What is required: The entries should each be set down again precisely.

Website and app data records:
◆ ◆ ◆ ◆ ◆ ◆ ◆

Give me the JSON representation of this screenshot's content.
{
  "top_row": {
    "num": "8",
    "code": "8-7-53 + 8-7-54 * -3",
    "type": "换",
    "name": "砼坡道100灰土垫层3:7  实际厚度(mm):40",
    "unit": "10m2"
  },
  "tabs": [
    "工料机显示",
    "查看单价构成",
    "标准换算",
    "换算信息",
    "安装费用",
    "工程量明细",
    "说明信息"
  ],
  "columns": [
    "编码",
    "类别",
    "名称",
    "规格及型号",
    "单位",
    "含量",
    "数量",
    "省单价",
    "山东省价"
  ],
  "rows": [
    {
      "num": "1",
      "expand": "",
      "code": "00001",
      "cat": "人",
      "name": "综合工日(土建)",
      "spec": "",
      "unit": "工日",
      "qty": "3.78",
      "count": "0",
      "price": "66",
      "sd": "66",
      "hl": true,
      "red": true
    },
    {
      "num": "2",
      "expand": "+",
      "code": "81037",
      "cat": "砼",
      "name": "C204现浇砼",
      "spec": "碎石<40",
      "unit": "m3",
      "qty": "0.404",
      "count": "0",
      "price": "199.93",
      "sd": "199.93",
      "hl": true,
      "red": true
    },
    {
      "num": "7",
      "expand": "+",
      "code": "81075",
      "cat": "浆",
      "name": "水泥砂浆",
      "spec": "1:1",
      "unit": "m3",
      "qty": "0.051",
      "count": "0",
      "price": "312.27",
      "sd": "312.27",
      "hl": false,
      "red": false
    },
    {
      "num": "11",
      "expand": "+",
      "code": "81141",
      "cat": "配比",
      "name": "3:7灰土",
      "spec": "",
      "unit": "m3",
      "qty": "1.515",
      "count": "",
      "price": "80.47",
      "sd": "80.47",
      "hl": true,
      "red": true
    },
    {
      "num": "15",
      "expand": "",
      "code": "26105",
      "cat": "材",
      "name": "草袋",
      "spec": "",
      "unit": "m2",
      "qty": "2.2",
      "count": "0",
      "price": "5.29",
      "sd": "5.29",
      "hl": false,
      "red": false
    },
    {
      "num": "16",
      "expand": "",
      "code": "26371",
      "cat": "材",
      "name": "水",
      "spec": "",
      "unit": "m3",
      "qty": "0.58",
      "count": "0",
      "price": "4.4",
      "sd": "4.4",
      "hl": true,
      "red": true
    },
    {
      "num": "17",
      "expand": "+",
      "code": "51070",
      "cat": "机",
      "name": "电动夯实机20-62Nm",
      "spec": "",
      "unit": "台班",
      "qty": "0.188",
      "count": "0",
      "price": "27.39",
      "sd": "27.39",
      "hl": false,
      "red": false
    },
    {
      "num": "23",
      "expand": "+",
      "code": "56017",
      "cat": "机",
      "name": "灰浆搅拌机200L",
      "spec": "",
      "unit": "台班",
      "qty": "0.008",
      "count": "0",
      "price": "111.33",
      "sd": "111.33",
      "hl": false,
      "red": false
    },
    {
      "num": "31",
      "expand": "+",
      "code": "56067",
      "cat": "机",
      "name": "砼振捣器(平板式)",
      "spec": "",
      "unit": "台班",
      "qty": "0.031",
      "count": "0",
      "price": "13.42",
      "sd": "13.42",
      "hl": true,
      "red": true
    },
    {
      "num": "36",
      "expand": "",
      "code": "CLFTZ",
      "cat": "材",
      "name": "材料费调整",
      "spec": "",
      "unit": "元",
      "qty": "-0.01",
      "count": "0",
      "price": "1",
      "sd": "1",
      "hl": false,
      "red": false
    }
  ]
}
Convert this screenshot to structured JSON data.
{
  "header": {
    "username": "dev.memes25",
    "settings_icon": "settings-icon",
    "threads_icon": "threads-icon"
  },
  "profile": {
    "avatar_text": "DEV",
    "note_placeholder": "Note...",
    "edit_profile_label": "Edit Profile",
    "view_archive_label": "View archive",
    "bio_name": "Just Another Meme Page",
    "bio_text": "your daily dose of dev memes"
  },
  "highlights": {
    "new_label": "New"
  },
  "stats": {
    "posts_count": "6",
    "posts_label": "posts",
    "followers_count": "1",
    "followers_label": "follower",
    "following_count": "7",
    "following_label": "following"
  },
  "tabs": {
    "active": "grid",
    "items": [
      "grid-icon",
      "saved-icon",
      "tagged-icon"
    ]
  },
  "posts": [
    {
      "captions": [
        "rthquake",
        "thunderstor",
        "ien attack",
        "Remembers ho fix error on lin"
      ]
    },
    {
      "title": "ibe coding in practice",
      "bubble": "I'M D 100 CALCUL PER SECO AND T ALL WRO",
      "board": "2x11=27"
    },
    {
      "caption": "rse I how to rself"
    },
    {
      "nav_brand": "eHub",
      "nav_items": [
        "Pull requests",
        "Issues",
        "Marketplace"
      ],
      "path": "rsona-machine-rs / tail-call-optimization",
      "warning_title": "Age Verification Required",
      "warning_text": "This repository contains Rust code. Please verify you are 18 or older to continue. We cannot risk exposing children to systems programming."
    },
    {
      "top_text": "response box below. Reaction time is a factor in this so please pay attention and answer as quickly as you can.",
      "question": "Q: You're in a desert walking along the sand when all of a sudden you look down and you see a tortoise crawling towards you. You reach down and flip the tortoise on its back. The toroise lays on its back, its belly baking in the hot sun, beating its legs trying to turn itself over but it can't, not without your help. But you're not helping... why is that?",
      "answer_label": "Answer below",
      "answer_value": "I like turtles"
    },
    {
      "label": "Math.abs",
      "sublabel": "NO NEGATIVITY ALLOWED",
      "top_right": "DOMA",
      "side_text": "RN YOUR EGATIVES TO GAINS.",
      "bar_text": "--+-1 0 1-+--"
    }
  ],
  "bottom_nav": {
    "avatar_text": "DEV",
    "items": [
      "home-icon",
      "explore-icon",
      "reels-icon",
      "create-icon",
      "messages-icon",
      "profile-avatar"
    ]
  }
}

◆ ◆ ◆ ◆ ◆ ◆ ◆

Answer for this exercise:
Give me the JSON representation of this screenshot's content.
{
  "top_row": {
    "num": "8",
    "code": "8-7-53 + 8-7-54 * -3",
    "type": "换",
    "name": "砼坡道100灰土垫层3:7  实际厚度(mm):40",
    "unit": "10m2"
  },
  "tabs": [
    "工料机显示",
    "查看单价构成",
    "标准换算",
    "换算信息",
    "安装费用",
    "工程量明细",
    "说明信息"
  ],
  "columns": [
    "编码",
    "类别",
    "名称",
    "规格及型号",
    "单位",
    "含量",
    "数量",
    "省单价",
    "山东省价"
  ],
  "rows": [
    {
      "num": "1",
      "expand": "",
      "code": "00001",
      "cat": "人",
      "name": "综合工日(土建)",
      "spec": "",
      "unit": "工日",
      "qty": "3.78",
      "count": "0",
      "price": "66",
      "sd": "66",
      "hl": true,
      "red": true
    },
    {
      "num": "2",
      "expand": "+",
      "code": "81037",
      "cat": "砼",
      "name": "C204现浇砼",
      "spec": "碎石<40",
      "unit": "m3",
      "qty": "0.404",
      "count": "0",
      "price": "199.93",
      "sd": "199.93",
      "hl": true,
      "red": true
    },
    {
      "num": "7",
      "expand": "+",
      "code": "81075",
      "cat": "浆",
      "name": "水泥砂浆",
      "spec": "1:1",
      "unit": "m3",
      "qty": "0.051",
      "count": "0",
      "price": "312.27",
      "sd": "312.27",
      "hl": false,
      "red": false
    },
    {
      "num": "11",
      "expand": "+",
      "code": "81141",
      "cat": "配比",
      "name": "3:7灰土",
      "spec": "",
      "unit": "m3",
      "qty": "1.515",
      "count": "",
      "price": "80.47",
      "sd": "80.47",
      "hl": true,
      "red": true
    },
    {
      "num": "15",
      "expand": "",
      "code": "26105",
      "cat": "材",
      "name": "草袋",
      "spec": "",
      "unit": "m2",
      "qty": "2.2",
      "count": "0",
      "price": "5.29",
      "sd": "5.29",
      "hl": false,
      "red": false
    },
    {
      "num": "16",
      "expand": "",
      "code": "26371",
      "cat": "材",
      "name": "水",
      "spec": "",
      "unit": "m3",
      "qty": "0.58",
      "count": "0",
      "price": "4.4",
      "sd": "4.4",
      "hl": true,
      "red": true
    },
    {
      "num": "17",
      "expand": "+",
      "code": "51070",
      "cat": "机",
      "name": "电动夯实机20-62Nm",
      "spec": "",
      "unit": "台班",
      "qty": "0.188",
      "count": "0",
      "price": "27.39",
      "sd": "27.39",
      "hl": false,
      "red": false
    },
    {
      "num": "23",
      "expand": "+",
      "code": "56017",
      "cat": "机",
      "name": "灰浆搅拌机200L",
      "spec": "",
      "unit": "台班",
      "qty": "0.008",
      "count": "0",
      "price": "111.33",
      "sd": "111.33",
      "hl": false,
      "red": false
    },
    {
      "num": "31",
      "expand": "+",
      "code": "56067",
      "cat": "机",
      "name": "砼振捣器(平板式)",
      "spec": "",
      "unit": "台班",
      "qty": "0.031",
      "count": "0",
      "price": "13.42",
      "sd": "13.42",
      "hl": true,
      "red": true
    },
    {
      "num": "36",
      "expand": "",
      "code": "CLFTZ",
      "cat": "材",
      "name": "材料费调整",
      "spec": "",
      "unit": "元",
      "qty": "-0.01",
      "count": "0",
      "price": "1",
      "sd": "1",
      "hl": false,
      "red": false
    }
  ]
}
Convert this screenshot to structured JSON data.
{
  "header": {
    "username": "dev.memes25",
    "settings_icon": "settings-icon",
    "threads_icon": "threads-icon"
  },
  "profile": {
    "avatar_text": "DEV",
    "note_placeholder": "Note...",
    "edit_profile_label": "Edit Profile",
    "view_archive_label": "View archive",
    "bio_name": "Just Another Meme Page",
    "bio_text": "your daily dose of dev memes"
  },
  "highlights": {
    "new_label": "New"
  },
  "stats": {
    "posts_count": "6",
    "posts_label": "posts",
    "followers_count": "1",
    "followers_label": "follower",
    "following_count": "7",
    "following_label": "following"
  },
  "tabs": {
    "active": "grid",
    "items": [
      "grid-icon",
      "saved-icon",
      "tagged-icon"
    ]
  },
  "posts": [
    {
      "captions": [
        "rthquake",
        "thunderstor",
        "ien attack",
        "Remembers ho fix error on lin"
      ]
    },
    {
      "title": "ibe coding in practice",
      "bubble": "I'M D 100 CALCUL PER SECO AND T ALL WRO",
      "board": "2x11=27"
    },
    {
      "caption": "rse I how to rself"
    },
    {
      "nav_brand": "eHub",
      "nav_items": [
        "Pull requests",
        "Issues",
        "Marketplace"
      ],
      "path": "rsona-machine-rs / tail-call-optimization",
      "warning_title": "Age Verification Required",
      "warning_text": "This repository contains Rust code. Please verify you are 18 or older to continue. We cannot risk exposing children to systems programming."
    },
    {
      "top_text": "response box below. Reaction time is a factor in this so please pay attention and answer as quickly as you can.",
      "question": "Q: You're in a desert walking along the sand when all of a sudden you look down and you see a tortoise crawling towards you. You reach down and flip the tortoise on its back. The toroise lays on its back, its belly baking in the hot sun, beating its legs trying to turn itself over but it can't, not without your help. But you're not helping... why is that?",
      "answer_label": "Answer below",
      "answer_value": "I like turtles"
    },
    {
      "label": "Math.abs",
      "sublabel": "NO NEGATIVITY ALLOWED",
      "top_right": "DOMA",
      "side_text": "RN YOUR EGATIVES TO GAINS.",
      "bar_text": "--+-1 0 1-+--"
    }
  ],
  "bottom_nav": {
    "avatar_text": "DEV",
    "items": [
      "home-icon",
      "explore-icon",
      "reels-icon",
      "create-icon",
      "messages-icon",
      "profile-avatar"
    ]
  }
}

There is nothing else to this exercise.